“Oh, cheer up, Sister.” Margery patted Sister Angelique’s hand. “It’s not much to be asked. And it’ll be nice to have some tea with your friends, won’t it?”
“I hope it will be,” answered Mother Julian for Sister Angelique, “for I shall be asking you, Sister Margery, to do the same thing.”
Margery’s eyes widened. “Me?”
“Indeed. You, after all, have the children of … let me see …” Mother Julian counted on her fingers. “The Orkneys — and we may as well count the Gwynedds — the de Ganises, the Wesleyans, and the Towers in your classes. And before the year is out, you’ll have the le Fays and Princess Elise, as well. You shall have plenty of opportunities of your own to exercise some soft power.”
Margery blinked. “I … I suppose I could talk to Dindrane …”
Mother Julian wished she wouldn’t — Dindrane had always been a puzzle to Mother Julian, a locked box full of secrets, and furthermore, she had never understood Margery’s fascination with her. But Dindrane would doubtless have some influence over her brother, and Sir Lamorak would have some influence in the council. It would have to do.
“And what am I to do?” sneered Sister Vyn. “Wipe babies’ bottoms and runny noses, as usual?”
It was wrong, but Mother Julian couldn’t help herself. She patted Sister Vyn’s hand and grinned at her. “And you do it so well, dear.
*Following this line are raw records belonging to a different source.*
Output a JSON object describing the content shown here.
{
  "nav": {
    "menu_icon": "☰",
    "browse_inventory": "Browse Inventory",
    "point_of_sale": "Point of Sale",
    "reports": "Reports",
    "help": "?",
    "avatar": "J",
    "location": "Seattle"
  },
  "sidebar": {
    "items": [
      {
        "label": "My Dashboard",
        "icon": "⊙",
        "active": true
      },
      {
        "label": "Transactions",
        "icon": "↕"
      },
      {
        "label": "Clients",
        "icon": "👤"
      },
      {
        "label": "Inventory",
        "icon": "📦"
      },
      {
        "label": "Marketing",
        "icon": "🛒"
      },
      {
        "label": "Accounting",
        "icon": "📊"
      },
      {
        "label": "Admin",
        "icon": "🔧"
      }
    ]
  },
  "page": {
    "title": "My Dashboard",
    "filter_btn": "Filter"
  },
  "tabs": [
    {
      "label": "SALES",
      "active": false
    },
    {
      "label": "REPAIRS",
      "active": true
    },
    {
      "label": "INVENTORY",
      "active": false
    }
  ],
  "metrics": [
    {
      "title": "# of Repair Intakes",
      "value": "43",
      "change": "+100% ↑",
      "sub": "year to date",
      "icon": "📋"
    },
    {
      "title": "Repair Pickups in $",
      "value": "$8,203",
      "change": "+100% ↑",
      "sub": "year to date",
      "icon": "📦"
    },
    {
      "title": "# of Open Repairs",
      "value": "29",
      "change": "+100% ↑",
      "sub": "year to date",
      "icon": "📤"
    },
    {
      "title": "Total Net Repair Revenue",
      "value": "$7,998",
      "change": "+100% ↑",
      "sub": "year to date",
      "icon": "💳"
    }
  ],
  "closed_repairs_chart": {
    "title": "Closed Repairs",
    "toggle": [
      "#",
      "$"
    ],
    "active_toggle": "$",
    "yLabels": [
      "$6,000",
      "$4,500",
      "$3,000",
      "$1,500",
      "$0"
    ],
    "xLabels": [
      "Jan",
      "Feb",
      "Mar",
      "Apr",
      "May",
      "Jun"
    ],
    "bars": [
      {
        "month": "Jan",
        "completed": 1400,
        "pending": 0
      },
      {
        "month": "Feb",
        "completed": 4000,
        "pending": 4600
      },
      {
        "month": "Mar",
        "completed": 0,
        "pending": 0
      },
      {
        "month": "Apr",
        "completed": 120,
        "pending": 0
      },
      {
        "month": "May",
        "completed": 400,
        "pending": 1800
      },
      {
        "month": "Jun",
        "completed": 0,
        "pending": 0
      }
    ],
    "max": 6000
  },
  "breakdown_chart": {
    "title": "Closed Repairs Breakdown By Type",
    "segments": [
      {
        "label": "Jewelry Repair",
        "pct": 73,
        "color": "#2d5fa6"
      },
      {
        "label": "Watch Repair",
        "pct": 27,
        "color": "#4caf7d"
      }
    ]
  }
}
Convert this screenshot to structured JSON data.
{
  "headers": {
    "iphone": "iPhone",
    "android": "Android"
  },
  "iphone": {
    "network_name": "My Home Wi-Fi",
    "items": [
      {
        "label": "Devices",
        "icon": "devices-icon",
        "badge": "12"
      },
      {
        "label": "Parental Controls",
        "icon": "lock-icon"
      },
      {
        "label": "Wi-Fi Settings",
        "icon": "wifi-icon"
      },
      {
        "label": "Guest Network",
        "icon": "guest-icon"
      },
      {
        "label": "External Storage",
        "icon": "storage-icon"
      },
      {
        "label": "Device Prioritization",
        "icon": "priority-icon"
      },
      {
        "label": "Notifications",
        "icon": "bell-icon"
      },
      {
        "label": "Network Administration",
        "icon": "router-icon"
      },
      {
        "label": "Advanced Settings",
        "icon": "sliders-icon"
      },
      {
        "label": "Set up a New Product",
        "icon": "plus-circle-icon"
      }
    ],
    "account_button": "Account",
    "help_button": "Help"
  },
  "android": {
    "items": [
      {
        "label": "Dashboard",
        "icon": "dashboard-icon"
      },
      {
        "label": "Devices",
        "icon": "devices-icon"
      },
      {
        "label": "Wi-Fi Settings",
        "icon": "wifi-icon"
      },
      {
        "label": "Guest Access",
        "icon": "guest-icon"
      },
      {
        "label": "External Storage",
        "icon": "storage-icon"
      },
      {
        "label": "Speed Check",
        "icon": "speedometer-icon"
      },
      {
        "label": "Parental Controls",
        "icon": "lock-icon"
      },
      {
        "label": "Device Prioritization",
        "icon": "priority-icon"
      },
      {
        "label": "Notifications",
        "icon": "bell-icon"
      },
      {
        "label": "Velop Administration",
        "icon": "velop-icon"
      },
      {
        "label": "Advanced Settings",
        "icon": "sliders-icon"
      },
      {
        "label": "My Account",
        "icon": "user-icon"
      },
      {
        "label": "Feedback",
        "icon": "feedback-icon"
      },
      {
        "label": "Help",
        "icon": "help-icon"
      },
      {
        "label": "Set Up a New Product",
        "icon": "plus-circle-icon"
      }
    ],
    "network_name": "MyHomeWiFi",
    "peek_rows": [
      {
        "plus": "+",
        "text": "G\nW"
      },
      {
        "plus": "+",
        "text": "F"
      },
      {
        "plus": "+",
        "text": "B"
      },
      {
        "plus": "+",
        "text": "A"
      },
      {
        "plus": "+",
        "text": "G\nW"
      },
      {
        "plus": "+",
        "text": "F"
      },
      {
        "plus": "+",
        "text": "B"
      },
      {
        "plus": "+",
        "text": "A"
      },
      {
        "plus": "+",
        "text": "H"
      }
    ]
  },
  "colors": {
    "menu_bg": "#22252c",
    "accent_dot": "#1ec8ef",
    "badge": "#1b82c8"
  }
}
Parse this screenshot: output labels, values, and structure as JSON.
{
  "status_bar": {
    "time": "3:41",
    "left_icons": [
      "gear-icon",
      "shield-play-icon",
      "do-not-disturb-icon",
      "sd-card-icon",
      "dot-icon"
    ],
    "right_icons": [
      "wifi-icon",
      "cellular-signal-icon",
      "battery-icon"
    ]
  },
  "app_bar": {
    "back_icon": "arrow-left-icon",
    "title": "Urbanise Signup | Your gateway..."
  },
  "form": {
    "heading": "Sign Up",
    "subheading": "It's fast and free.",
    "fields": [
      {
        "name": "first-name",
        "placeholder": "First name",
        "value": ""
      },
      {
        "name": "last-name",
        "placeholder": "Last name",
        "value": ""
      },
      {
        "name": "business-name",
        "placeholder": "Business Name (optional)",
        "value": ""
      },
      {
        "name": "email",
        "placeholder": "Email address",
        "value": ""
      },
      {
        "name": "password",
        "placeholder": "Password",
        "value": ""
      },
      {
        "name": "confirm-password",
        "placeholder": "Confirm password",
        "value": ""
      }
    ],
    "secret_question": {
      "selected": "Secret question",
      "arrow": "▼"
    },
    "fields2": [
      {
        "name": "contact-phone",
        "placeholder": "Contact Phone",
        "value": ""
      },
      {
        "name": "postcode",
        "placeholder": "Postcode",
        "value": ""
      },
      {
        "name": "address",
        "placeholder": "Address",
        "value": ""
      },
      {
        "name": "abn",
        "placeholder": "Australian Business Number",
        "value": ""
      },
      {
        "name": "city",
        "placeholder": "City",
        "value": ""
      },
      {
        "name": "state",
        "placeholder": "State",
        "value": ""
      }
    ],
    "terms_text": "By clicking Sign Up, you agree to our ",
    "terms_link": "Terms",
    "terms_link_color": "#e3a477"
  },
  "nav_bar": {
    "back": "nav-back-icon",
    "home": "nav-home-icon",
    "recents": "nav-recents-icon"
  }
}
And as for me, I shall be using my soft power with the older generation of ladies — Lady Eilwen, Lady Claire, Lady Guinevere, perhaps even the Queen — and we shall see how far that gets us. And then …”
Mother Julian smiled. “We shall see how far soft power can take us — before we are forced to move to hard.”